### Exercise prompt
The required lines are those that contain "bridge"; pull them out of the data and copy them.

### Data for analysis
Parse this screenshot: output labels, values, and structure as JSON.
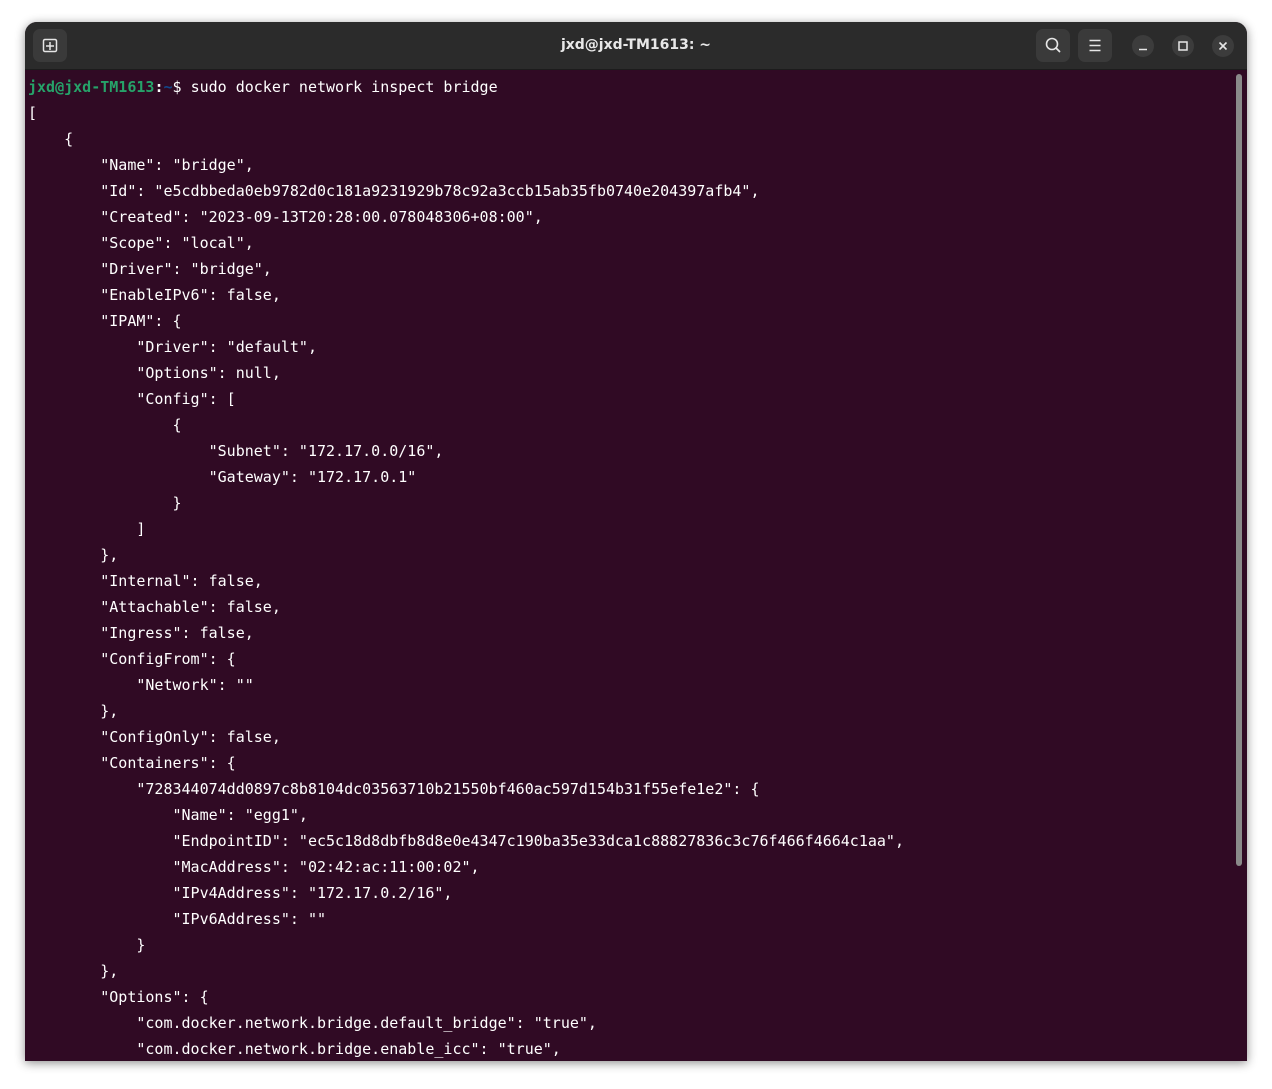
{
  "window": {
    "title": "jxd@jxd-TM1613: ~"
  },
  "titlebar": {
    "icons": [
      "new-tab-icon",
      "search-icon",
      "hamburger-menu-icon",
      "minimize-icon",
      "maximize-icon",
      "close-icon"
    ]
  },
  "prompt": {
    "user_host": "jxd@jxd-TM1613",
    "sep": ":",
    "path": "~",
    "symbol": "$ ",
    "command": "sudo docker network inspect bridge"
  },
  "output": [
    "[",
    "    {",
    "        \"Name\": \"bridge\",",
    "        \"Id\": \"e5cdbbeda0eb9782d0c181a9231929b78c92a3ccb15ab35fb0740e204397afb4\",",
    "        \"Created\": \"2023-09-13T20:28:00.078048306+08:00\",",
    "        \"Scope\": \"local\",",
    "        \"Driver\": \"bridge\",",
    "        \"EnableIPv6\": false,",
    "        \"IPAM\": {",
    "            \"Driver\": \"default\",",
    "            \"Options\": null,",
    "            \"Config\": [",
    "                {",
    "                    \"Subnet\": \"172.17.0.0/16\",",
    "                    \"Gateway\": \"172.17.0.1\"",
    "                }",
    "            ]",
    "        },",
    "        \"Internal\": false,",
    "        \"Attachable\": false,",
    "        \"Ingress\": false,",
    "        \"ConfigFrom\": {",
    "            \"Network\": \"\"",
    "        },",
    "        \"ConfigOnly\": false,",
    "        \"Containers\": {",
    "            \"728344074dd0897c8b8104dc03563710b21550bf460ac597d154b31f55efe1e2\": {",
    "                \"Name\": \"egg1\",",
    "                \"EndpointID\": \"ec5c18d8dbfb8d8e0e4347c190ba35e33dca1c88827836c3c76f466f4664c1aa\",",
    "                \"MacAddress\": \"02:42:ac:11:00:02\",",
    "                \"IPv4Address\": \"172.17.0.2/16\",",
    "                \"IPv6Address\": \"\"",
    "            }",
    "        },",
    "        \"Options\": {",
    "            \"com.docker.network.bridge.default_bridge\": \"true\",",
    "            \"com.docker.network.bridge.enable_icc\": \"true\","
  ],
  "colors": {
    "terminal_bg": "#300a24",
    "titlebar_bg": "#2b2b2b",
    "prompt_user": "#26a269",
    "prompt_path": "#12488b",
    "text": "#ffffff"
  }
}
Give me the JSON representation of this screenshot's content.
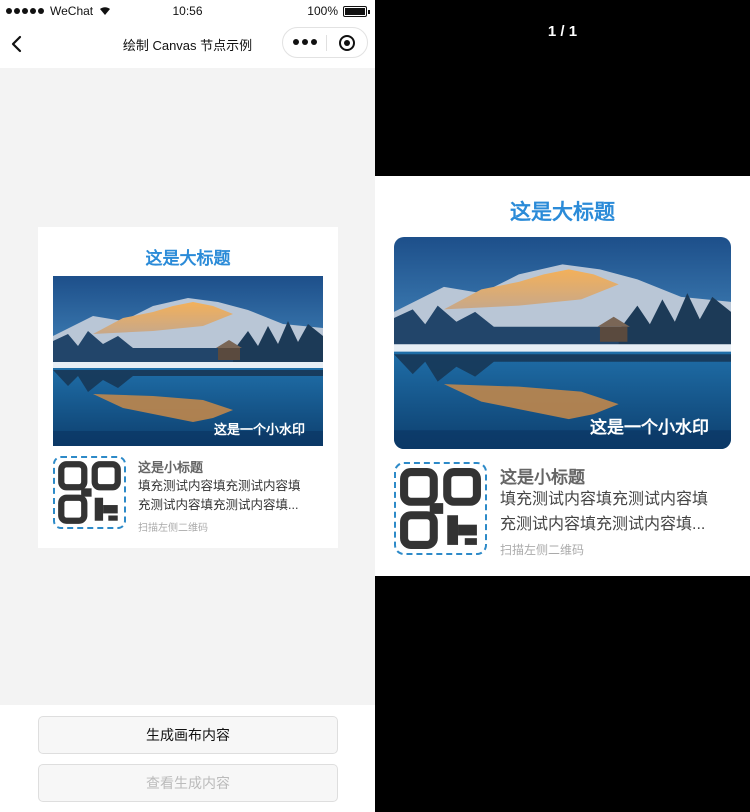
{
  "status_bar": {
    "carrier": "WeChat",
    "time": "10:56",
    "battery": "100%"
  },
  "navbar": {
    "title": "绘制 Canvas 节点示例"
  },
  "card": {
    "title": "这是大标题",
    "watermark": "这是一个小水印",
    "subtitle": "这是小标题",
    "desc_line1": "填充测试内容填充测试内容填",
    "desc_line2": "充测试内容填充测试内容填...",
    "hint": "扫描左侧二维码"
  },
  "buttons": {
    "generate": "生成画布内容",
    "view": "查看生成内容"
  },
  "preview": {
    "counter": "1 / 1",
    "title": "这是大标题",
    "watermark": "这是一个小水印",
    "subtitle": "这是小标题",
    "desc_line1": "填充测试内容填充测试内容填",
    "desc_line2": "充测试内容填充测试内容填...",
    "hint": "扫描左侧二维码"
  },
  "colors": {
    "accent": "#2b8bd8",
    "qr_border": "#2d8ac8"
  },
  "icons": [
    "back-icon",
    "more-icon",
    "target-icon",
    "wifi-icon",
    "battery-icon"
  ]
}
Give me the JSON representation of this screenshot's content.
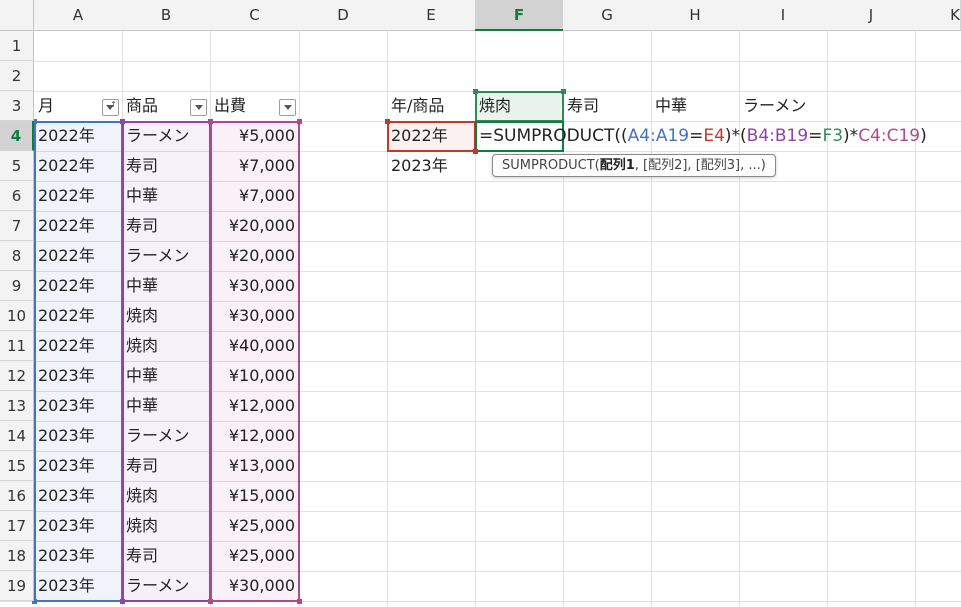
{
  "columns": [
    "",
    "A",
    "B",
    "C",
    "D",
    "E",
    "F",
    "G",
    "H",
    "I",
    "J",
    "K"
  ],
  "rows": [
    "1",
    "2",
    "3",
    "4",
    "5",
    "6",
    "7",
    "8",
    "9",
    "10",
    "11",
    "12",
    "13",
    "14",
    "15",
    "16",
    "17",
    "18",
    "19"
  ],
  "table": {
    "headers": [
      "月",
      "商品",
      "出費"
    ],
    "rows": [
      [
        "2022年",
        "ラーメン",
        "¥5,000"
      ],
      [
        "2022年",
        "寿司",
        "¥7,000"
      ],
      [
        "2022年",
        "中華",
        "¥7,000"
      ],
      [
        "2022年",
        "寿司",
        "¥20,000"
      ],
      [
        "2022年",
        "ラーメン",
        "¥20,000"
      ],
      [
        "2022年",
        "中華",
        "¥30,000"
      ],
      [
        "2022年",
        "焼肉",
        "¥30,000"
      ],
      [
        "2022年",
        "焼肉",
        "¥40,000"
      ],
      [
        "2023年",
        "中華",
        "¥10,000"
      ],
      [
        "2023年",
        "中華",
        "¥12,000"
      ],
      [
        "2023年",
        "ラーメン",
        "¥12,000"
      ],
      [
        "2023年",
        "寿司",
        "¥13,000"
      ],
      [
        "2023年",
        "焼肉",
        "¥15,000"
      ],
      [
        "2023年",
        "焼肉",
        "¥25,000"
      ],
      [
        "2023年",
        "寿司",
        "¥25,000"
      ],
      [
        "2023年",
        "ラーメン",
        "¥30,000"
      ]
    ]
  },
  "summary": {
    "corner": "年/商品",
    "products": [
      "焼肉",
      "寿司",
      "中華",
      "ラーメン"
    ],
    "years": [
      "2022年",
      "2023年"
    ]
  },
  "formula": {
    "eq": "=SUMPRODUCT(",
    "p1": "(",
    "r1": "A4:A19",
    "op1": "=",
    "r2": "E4",
    "p2": ")*(",
    "r3": "B4:B19",
    "op2": "=",
    "r4": "F3",
    "p3": ")*",
    "r5": "C4:C19",
    "p4": ")"
  },
  "tooltip": {
    "func": "SUMPRODUCT(",
    "arg1": "配列1",
    "rest": ", [配列2], [配列3], ...)"
  },
  "active_cell": "F4",
  "colors": {
    "selected_green": "#107c41",
    "range_a": "#4472c4",
    "range_b": "#8e44ad",
    "range_c": "#b5478e",
    "range_e": "#c0392b",
    "range_f": "#2e8b57"
  }
}
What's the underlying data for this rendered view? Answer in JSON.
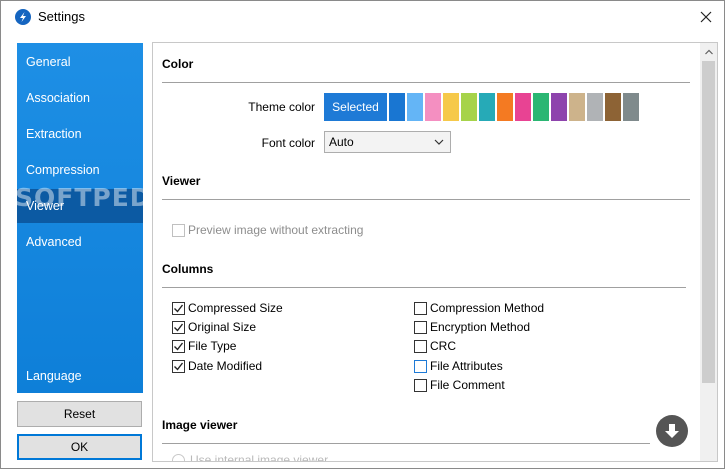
{
  "window": {
    "title": "Settings"
  },
  "sidebar": {
    "items": [
      {
        "label": "General"
      },
      {
        "label": "Association"
      },
      {
        "label": "Extraction"
      },
      {
        "label": "Compression"
      },
      {
        "label": "Viewer"
      },
      {
        "label": "Advanced"
      }
    ],
    "active_index": 4,
    "bottom_item": "Language",
    "watermark": "SOFTPEDIA"
  },
  "buttons": {
    "reset": "Reset",
    "ok": "OK"
  },
  "color_section": {
    "title": "Color",
    "theme_color_label": "Theme color",
    "selected_label": "Selected",
    "selected_color": "#1e7ad6",
    "swatches": [
      "#1976d2",
      "#64b5f6",
      "#f48fc1",
      "#f6c94a",
      "#a6d34a",
      "#26aab7",
      "#f47a22",
      "#e84393",
      "#2bb673",
      "#8e44ad",
      "#cdb38b",
      "#b0b3b6",
      "#8d6335",
      "#7f8a8c"
    ],
    "font_color_label": "Font color",
    "font_color_value": "Auto"
  },
  "viewer_section": {
    "title": "Viewer",
    "preview_label": "Preview image without extracting",
    "preview_checked": false
  },
  "columns_section": {
    "title": "Columns",
    "left": [
      {
        "label": "Compressed Size",
        "checked": true
      },
      {
        "label": "Original Size",
        "checked": true
      },
      {
        "label": "File Type",
        "checked": true
      },
      {
        "label": "Date Modified",
        "checked": true
      }
    ],
    "right": [
      {
        "label": "Compression Method",
        "checked": false
      },
      {
        "label": "Encryption Method",
        "checked": false
      },
      {
        "label": "CRC",
        "checked": false
      },
      {
        "label": "File Attributes",
        "checked": false
      },
      {
        "label": "File Comment",
        "checked": false
      }
    ]
  },
  "image_viewer_section": {
    "title": "Image viewer",
    "radio_label": "Use internal image viewer"
  },
  "icons": {
    "app": "app-logo-icon",
    "close": "close-icon",
    "dropdown": "chevron-down-icon",
    "scroll_down": "arrow-down-icon"
  }
}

### Output of the task
    "command": "sudo docker network inspect bridge"
    "        \"Name\": \"bridge\",",
    "        \"Driver\": \"bridge\",",
    "            \"com.docker.network.bridge.default_bridge\": \"true\",",
    "            \"com.docker.network.bridge.enable_icc\": \"true\","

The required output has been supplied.